By Joe Lanane • LMA Contributor
If you live beyond city limits, The Daily Yonder is probably the news source for you.
Since 2007, The Daily Yonder has provided news, commentary and analysis geared toward rural Americans. The news outlet gained a lot of industry attention four years ago when rural voters helped swing the presidential election.
“After the 2016 election, suddenly every journalist in the United States is googling ‘rural voter’ and our stuff pops up,” Editor Tim Marema said. “That was an opportunity, and we took advantage of it.”
The size of the news staff has since increased to help The Daily Yonder cover another pivotal news cycle in 2020: COVID-19. The online operation expanded its coronavirus coverage in rural communities at the same time other national news outlets focused on metro hotspots.
“It was an urban story to begin with and rural doesn’t really matter — and then all of a sudden we mattered a hell of a lot,” Marema said.
The independent outlet from The Center for Rural Strategies benefited this year from a Facebook Journalism Project COVID-19 Relief Grant to add an assistant editor and more correspondents and increase its rural coverage, especially of coronavirus cases.
“We’ve been in a place where we’re better prepared [than 2016],” said Publisher Dee Davis, who is also the president/founder of The Center for Rural Strategies. “There are times in your development when it might be nice to improve your capacity because you’re busting just to get to the next day, and then comes a time when it all starts to click together.”
Story production doubled as additional resources were made available. That money also helped The Daily Yonder increase its budget for data infographics, resulting in a weekly “Red Zone Report,” as it’s called internally, mapping rural COVID-19 case counts nationally.
“There’s a niche we’re trying to fill, and people want to see what are the rural implications of this virus,” Marema said. “Our goal is to get 2-3 stories out of that one weekly analysis.”
That coverage has helped the publication double its audience since the pandemic started, Davis said. To help monetize those new readers, The Daily Yonder expanded its weekly newsletter to twice weekly and added two more newsletter products: a roundup of rural news from other sources as well as personality-driven commentary from a regular correspondent. Open rates have stayed the same despite doubling the frequency of the weekly digest.
“Our plan is to really experiment and see which go and which don’t,” Davis said. “This is a long-range plan of which we’re just beginning to implement.”
The Daily Yonder also increased how much video content it produces, helping to lure more subscribers through social media. The news site has accumulated more than 400,000 Facebook fans and 65,000 Twitter followers.
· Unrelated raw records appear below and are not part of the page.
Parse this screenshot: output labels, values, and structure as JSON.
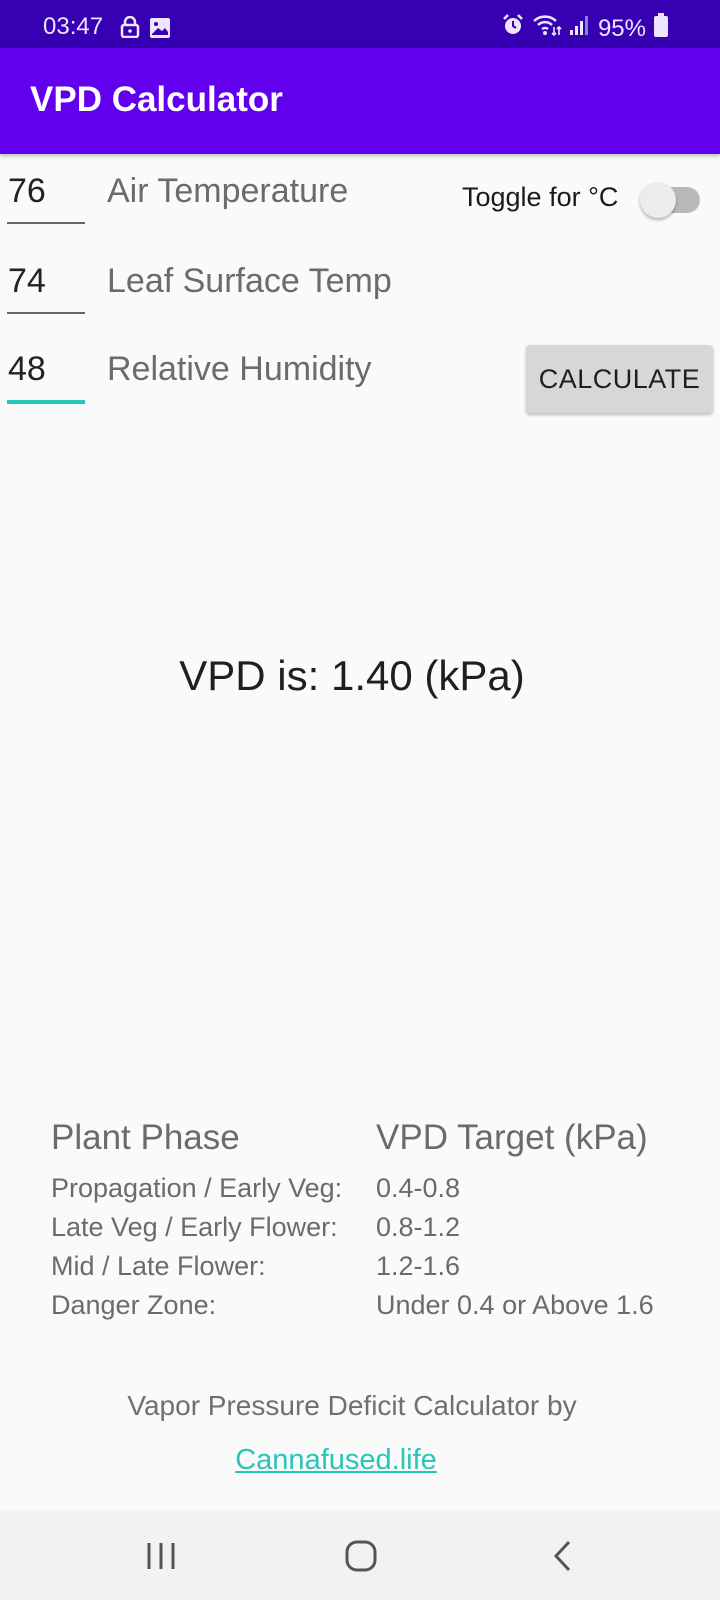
{
  "status_bar": {
    "time": "03:47",
    "battery": "95%",
    "icons": [
      "lock-icon",
      "image-icon",
      "alarm-icon",
      "wifi-icon",
      "signal-icon",
      "battery-icon"
    ]
  },
  "app_bar": {
    "title": "VPD Calculator"
  },
  "inputs": {
    "air_temperature": {
      "value": "76",
      "label": "Air Temperature"
    },
    "leaf_surface_temp": {
      "value": "74",
      "label": "Leaf Surface Temp"
    },
    "relative_humidity": {
      "value": "48",
      "label": "Relative Humidity"
    }
  },
  "toggle": {
    "label": "Toggle for °C",
    "checked": false
  },
  "calculate_button": {
    "label": "CALCULATE"
  },
  "result": {
    "text": "VPD is: 1.40 (kPa)"
  },
  "table": {
    "headers": [
      "Plant Phase",
      "VPD Target (kPa)"
    ],
    "rows": [
      {
        "phase": "Propagation / Early Veg:",
        "target": "0.4-0.8"
      },
      {
        "phase": "Late Veg / Early Flower:",
        "target": "0.8-1.2"
      },
      {
        "phase": "Mid / Late Flower:",
        "target": "1.2-1.6"
      },
      {
        "phase": "Danger Zone:",
        "target": "Under 0.4 or Above 1.6"
      }
    ]
  },
  "footer": {
    "text": "Vapor Pressure Deficit Calculator by",
    "link": "Cannafused.life"
  },
  "colors": {
    "status_bar": "#3700b3",
    "app_bar": "#6200ee",
    "accent": "#26c6b8"
  }
}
They also placed print ads in rural newspapers nationally to promote The Daily Yonder website.
“It turns out the most efficient way to reach a rural audience may be old-style print weeklies,” Marema said.
The numerous audience acquisition initiatives won’t all last long-term, Marema admits, but experimentation is part of the process.
“I don’t think ‘fail quickly’ is an old adage — it’s a way of life,” he said. “For us, it’s more like, ‘Fail before you spend all the money so you can afford to move onto something else.’”
The new audience also brings new monetization strategies. As members of the Institute for Nonprofit News, The Daily Yonder participates in the annual News Match program, which matches reader contributions for participating news organizations. Marema said that has helped him and Davis focus on individual financial support in a bigger way than ever before.
“Previously, you raise $5,000 to $10,000, and it’s a hell of a lot of work, but then that suddenly becomes $10,000 or $20,000,” he said. “We’re not an organization that likes to leave money on the table, so it’s there and we know we can go get it.”
Approximately 90 percent of all revenue still comes from grants, Davis said. The Daily Yonder is also gaining more advertisement clients because of the added audience. Additionally, merchandise could help generate additional income for the operation, although right now any swag is used as an incentive to contribute.
“We all come from a community radio background, so we know we can make more money off a $200 gift where we send someone a water bottle and a bumper sticker than if we ask someone to buy a water bottle,” Davis said. “People give [to The Daily Yonder] because they like the work we do and they want to support it.”
The Daily Yonder merchandise could be sold separately at some point, said Davis, who expects the products to be in high demand based on the strong rural-focused community that’s been united under the branding.
“So much of being rural is cultural,” Davis said. “A lot of people who live in urban areas draw a lot of their identity out of being rural, too, so it’s something that is concrete in a lot of people’s lives.”